Component data from apps and pages:
================

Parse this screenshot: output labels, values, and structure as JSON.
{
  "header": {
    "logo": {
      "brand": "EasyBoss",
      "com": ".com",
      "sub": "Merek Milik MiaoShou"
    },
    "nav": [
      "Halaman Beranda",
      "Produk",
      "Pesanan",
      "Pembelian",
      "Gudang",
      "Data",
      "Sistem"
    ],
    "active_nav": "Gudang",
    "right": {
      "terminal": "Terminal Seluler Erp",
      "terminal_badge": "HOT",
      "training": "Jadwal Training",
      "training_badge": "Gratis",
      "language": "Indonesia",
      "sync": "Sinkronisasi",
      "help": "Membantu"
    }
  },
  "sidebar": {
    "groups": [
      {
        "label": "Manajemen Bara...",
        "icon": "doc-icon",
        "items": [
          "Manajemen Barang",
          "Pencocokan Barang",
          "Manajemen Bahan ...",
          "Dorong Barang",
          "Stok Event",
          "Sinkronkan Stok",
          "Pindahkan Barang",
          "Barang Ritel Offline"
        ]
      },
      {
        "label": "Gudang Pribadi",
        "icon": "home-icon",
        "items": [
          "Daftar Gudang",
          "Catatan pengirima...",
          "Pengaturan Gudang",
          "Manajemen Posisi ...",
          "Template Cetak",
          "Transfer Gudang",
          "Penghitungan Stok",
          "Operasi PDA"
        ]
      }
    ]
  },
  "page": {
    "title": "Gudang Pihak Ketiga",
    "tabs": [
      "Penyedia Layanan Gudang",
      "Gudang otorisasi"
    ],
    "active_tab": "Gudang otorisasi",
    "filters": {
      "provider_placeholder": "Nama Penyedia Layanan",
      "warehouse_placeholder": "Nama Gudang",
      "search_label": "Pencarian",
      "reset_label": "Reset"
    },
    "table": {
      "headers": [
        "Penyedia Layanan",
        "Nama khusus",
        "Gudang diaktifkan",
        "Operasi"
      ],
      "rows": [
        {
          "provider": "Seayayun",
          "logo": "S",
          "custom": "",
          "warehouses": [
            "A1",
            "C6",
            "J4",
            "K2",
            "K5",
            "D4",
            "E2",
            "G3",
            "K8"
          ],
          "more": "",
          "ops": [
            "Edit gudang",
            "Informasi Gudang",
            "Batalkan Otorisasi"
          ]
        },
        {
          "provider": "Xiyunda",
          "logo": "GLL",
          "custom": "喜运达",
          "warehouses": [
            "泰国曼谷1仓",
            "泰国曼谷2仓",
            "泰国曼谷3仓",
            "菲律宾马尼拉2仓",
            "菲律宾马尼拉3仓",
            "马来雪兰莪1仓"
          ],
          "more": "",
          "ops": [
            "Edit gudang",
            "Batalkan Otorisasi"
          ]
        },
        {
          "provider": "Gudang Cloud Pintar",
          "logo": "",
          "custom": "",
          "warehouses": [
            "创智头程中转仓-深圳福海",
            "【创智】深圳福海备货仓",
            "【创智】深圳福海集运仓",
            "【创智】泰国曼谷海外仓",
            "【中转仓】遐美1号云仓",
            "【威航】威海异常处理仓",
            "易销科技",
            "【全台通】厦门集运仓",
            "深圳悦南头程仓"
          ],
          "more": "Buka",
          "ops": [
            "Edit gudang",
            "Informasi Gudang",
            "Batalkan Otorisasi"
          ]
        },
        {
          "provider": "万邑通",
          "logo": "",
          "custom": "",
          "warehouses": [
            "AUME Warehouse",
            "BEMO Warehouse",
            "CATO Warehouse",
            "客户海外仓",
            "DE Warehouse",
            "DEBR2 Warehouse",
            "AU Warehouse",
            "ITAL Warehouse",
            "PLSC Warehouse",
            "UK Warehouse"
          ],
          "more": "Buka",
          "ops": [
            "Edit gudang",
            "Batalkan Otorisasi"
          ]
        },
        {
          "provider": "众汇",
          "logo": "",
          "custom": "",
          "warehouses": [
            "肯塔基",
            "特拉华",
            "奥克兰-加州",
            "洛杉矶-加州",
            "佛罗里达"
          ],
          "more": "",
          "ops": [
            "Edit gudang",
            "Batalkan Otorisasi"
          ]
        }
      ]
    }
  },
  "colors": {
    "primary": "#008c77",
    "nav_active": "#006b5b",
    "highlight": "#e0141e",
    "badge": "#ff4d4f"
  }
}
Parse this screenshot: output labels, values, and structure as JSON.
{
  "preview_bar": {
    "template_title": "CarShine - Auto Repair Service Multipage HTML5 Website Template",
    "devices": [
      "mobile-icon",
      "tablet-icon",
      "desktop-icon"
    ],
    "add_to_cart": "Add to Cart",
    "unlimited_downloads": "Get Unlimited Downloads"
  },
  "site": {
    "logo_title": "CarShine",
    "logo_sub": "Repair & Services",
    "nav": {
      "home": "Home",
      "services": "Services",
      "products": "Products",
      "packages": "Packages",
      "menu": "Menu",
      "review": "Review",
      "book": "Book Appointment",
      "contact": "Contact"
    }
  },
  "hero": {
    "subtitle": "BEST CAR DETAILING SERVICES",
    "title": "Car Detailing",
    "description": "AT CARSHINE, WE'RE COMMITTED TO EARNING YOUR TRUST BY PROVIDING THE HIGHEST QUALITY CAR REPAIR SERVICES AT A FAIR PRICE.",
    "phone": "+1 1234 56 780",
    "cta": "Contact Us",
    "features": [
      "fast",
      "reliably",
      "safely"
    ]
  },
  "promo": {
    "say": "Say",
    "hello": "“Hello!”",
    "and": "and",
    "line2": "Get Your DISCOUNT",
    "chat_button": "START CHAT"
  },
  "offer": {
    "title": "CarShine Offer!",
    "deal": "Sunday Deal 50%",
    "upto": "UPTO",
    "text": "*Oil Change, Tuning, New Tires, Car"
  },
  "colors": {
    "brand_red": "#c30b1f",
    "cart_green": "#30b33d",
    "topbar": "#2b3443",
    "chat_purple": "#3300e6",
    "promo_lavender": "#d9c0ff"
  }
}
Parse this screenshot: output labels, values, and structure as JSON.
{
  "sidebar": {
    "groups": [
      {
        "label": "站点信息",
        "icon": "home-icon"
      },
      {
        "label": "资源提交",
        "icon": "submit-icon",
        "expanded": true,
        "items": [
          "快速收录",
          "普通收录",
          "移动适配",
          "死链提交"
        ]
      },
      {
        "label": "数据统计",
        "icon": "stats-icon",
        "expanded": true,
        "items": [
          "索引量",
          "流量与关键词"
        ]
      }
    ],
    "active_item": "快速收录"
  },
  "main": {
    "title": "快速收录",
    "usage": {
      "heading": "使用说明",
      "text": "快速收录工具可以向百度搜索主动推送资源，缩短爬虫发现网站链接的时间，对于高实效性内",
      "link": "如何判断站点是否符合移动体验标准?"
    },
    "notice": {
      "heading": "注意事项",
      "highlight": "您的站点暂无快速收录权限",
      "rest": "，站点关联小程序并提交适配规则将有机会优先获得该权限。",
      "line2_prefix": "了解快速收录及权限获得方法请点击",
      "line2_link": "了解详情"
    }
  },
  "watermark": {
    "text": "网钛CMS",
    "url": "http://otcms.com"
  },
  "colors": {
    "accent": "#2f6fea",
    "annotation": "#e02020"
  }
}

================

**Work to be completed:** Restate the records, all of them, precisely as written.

**Solution for this exercise:**
Parse this screenshot: output labels, values, and structure as JSON.
{
  "header": {
    "logo": {
      "brand": "EasyBoss",
      "com": ".com",
      "sub": "Merek Milik MiaoShou"
    },
    "nav": [
      "Halaman Beranda",
      "Produk",
      "Pesanan",
      "Pembelian",
      "Gudang",
      "Data",
      "Sistem"
    ],
    "active_nav": "Gudang",
    "right": {
      "terminal": "Terminal Seluler Erp",
      "terminal_badge": "HOT",
      "training": "Jadwal Training",
      "training_badge": "Gratis",
      "language": "Indonesia",
      "sync": "Sinkronisasi",
      "help": "Membantu"
    }
  },
  "sidebar": {
    "groups": [
      {
        "label": "Manajemen Bara...",
        "icon": "doc-icon",
        "items": [
          "Manajemen Barang",
          "Pencocokan Barang",
          "Manajemen Bahan ...",
          "Dorong Barang",
          "Stok Event",
          "Sinkronkan Stok",
          "Pindahkan Barang",
          "Barang Ritel Offline"
        ]
      },
      {
        "label": "Gudang Pribadi",
        "icon": "home-icon",
        "items": [
          "Daftar Gudang",
          "Catatan pengirima...",
          "Pengaturan Gudang",
          "Manajemen Posisi ...",
          "Template Cetak",
          "Transfer Gudang",
          "Penghitungan Stok",
          "Operasi PDA"
        ]
      }
    ]
  },
  "page": {
    "title": "Gudang Pihak Ketiga",
    "tabs": [
      "Penyedia Layanan Gudang",
      "Gudang otorisasi"
    ],
    "active_tab": "Gudang otorisasi",
    "filters": {
      "provider_placeholder": "Nama Penyedia Layanan",
      "warehouse_placeholder": "Nama Gudang",
      "search_label": "Pencarian",
      "reset_label": "Reset"
    },
    "table": {
      "headers": [
        "Penyedia Layanan",
        "Nama khusus",
        "Gudang diaktifkan",
        "Operasi"
      ],
      "rows": [
        {
          "provider": "Seayayun",
          "logo": "S",
          "custom": "",
          "warehouses": [
            "A1",
            "C6",
            "J4",
            "K2",
            "K5",
            "D4",
            "E2",
            "G3",
            "K8"
          ],
          "more": "",
          "ops": [
            "Edit gudang",
            "Informasi Gudang",
            "Batalkan Otorisasi"
          ]
        },
        {
          "provider": "Xiyunda",
          "logo": "GLL",
          "custom": "喜运达",
          "warehouses": [
            "泰国曼谷1仓",
            "泰国曼谷2仓",
            "泰国曼谷3仓",
            "菲律宾马尼拉2仓",
            "菲律宾马尼拉3仓",
            "马来雪兰莪1仓"
          ],
          "more": "",
          "ops": [
            "Edit gudang",
            "Batalkan Otorisasi"
          ]
        },
        {
          "provider": "Gudang Cloud Pintar",
          "logo": "",
          "custom": "",
          "warehouses": [
            "创智头程中转仓-深圳福海",
            "【创智】深圳福海备货仓",
            "【创智】深圳福海集运仓",
            "【创智】泰国曼谷海外仓",
            "【中转仓】遐美1号云仓",
            "【威航】威海异常处理仓",
            "易销科技",
            "【全台通】厦门集运仓",
            "深圳悦南头程仓"
          ],
          "more": "Buka",
          "ops": [
            "Edit gudang",
            "Informasi Gudang",
            "Batalkan Otorisasi"
          ]
        },
        {
          "provider": "万邑通",
          "logo": "",
          "custom": "",
          "warehouses": [
            "AUME Warehouse",
            "BEMO Warehouse",
            "CATO Warehouse",
            "客户海外仓",
            "DE Warehouse",
            "DEBR2 Warehouse",
            "AU Warehouse",
            "ITAL Warehouse",
            "PLSC Warehouse",
            "UK Warehouse"
          ],
          "more": "Buka",
          "ops": [
            "Edit gudang",
            "Batalkan Otorisasi"
          ]
        },
        {
          "provider": "众汇",
          "logo": "",
          "custom": "",
          "warehouses": [
            "肯塔基",
            "特拉华",
            "奥克兰-加州",
            "洛杉矶-加州",
            "佛罗里达"
          ],
          "more": "",
          "ops": [
            "Edit gudang",
            "Batalkan Otorisasi"
          ]
        }
      ]
    }
  },
  "colors": {
    "primary": "#008c77",
    "nav_active": "#006b5b",
    "highlight": "#e0141e",
    "badge": "#ff4d4f"
  }
}
Parse this screenshot: output labels, values, and structure as JSON.
{
  "preview_bar": {
    "template_title": "CarShine - Auto Repair Service Multipage HTML5 Website Template",
    "devices": [
      "mobile-icon",
      "tablet-icon",
      "desktop-icon"
    ],
    "add_to_cart": "Add to Cart",
    "unlimited_downloads": "Get Unlimited Downloads"
  },
  "site": {
    "logo_title": "CarShine",
    "logo_sub": "Repair & Services",
    "nav": {
      "home": "Home",
      "services": "Services",
      "products": "Products",
      "packages": "Packages",
      "menu": "Menu",
      "review": "Review",
      "book": "Book Appointment",
      "contact": "Contact"
    }
  },
  "hero": {
    "subtitle": "BEST CAR DETAILING SERVICES",
    "title": "Car Detailing",
    "description": "AT CARSHINE, WE'RE COMMITTED TO EARNING YOUR TRUST BY PROVIDING THE HIGHEST QUALITY CAR REPAIR SERVICES AT A FAIR PRICE.",
    "phone": "+1 1234 56 780",
    "cta": "Contact Us",
    "features": [
      "fast",
      "reliably",
      "safely"
    ]
  },
  "promo": {
    "say": "Say",
    "hello": "“Hello!”",
    "and": "and",
    "line2": "Get Your DISCOUNT",
    "chat_button": "START CHAT"
  },
  "offer": {
    "title": "CarShine Offer!",
    "deal": "Sunday Deal 50%",
    "upto": "UPTO",
    "text": "*Oil Change, Tuning, New Tires, Car"
  },
  "colors": {
    "brand_red": "#c30b1f",
    "cart_green": "#30b33d",
    "topbar": "#2b3443",
    "chat_purple": "#3300e6",
    "promo_lavender": "#d9c0ff"
  }
}
Parse this screenshot: output labels, values, and structure as JSON.
{
  "sidebar": {
    "groups": [
      {
        "label": "站点信息",
        "icon": "home-icon"
      },
      {
        "label": "资源提交",
        "icon": "submit-icon",
        "expanded": true,
        "items": [
          "快速收录",
          "普通收录",
          "移动适配",
          "死链提交"
        ]
      },
      {
        "label": "数据统计",
        "icon": "stats-icon",
        "expanded": true,
        "items": [
          "索引量",
          "流量与关键词"
        ]
      }
    ],
    "active_item": "快速收录"
  },
  "main": {
    "title": "快速收录",
    "usage": {
      "heading": "使用说明",
      "text": "快速收录工具可以向百度搜索主动推送资源，缩短爬虫发现网站链接的时间，对于高实效性内",
      "link": "如何判断站点是否符合移动体验标准?"
    },
    "notice": {
      "heading": "注意事项",
      "highlight": "您的站点暂无快速收录权限",
      "rest": "，站点关联小程序并提交适配规则将有机会优先获得该权限。",
      "line2_prefix": "了解快速收录及权限获得方法请点击",
      "line2_link": "了解详情"
    }
  },
  "watermark": {
    "text": "网钛CMS",
    "url": "http://otcms.com"
  },
  "colors": {
    "accent": "#2f6fea",
    "annotation": "#e02020"
  }
}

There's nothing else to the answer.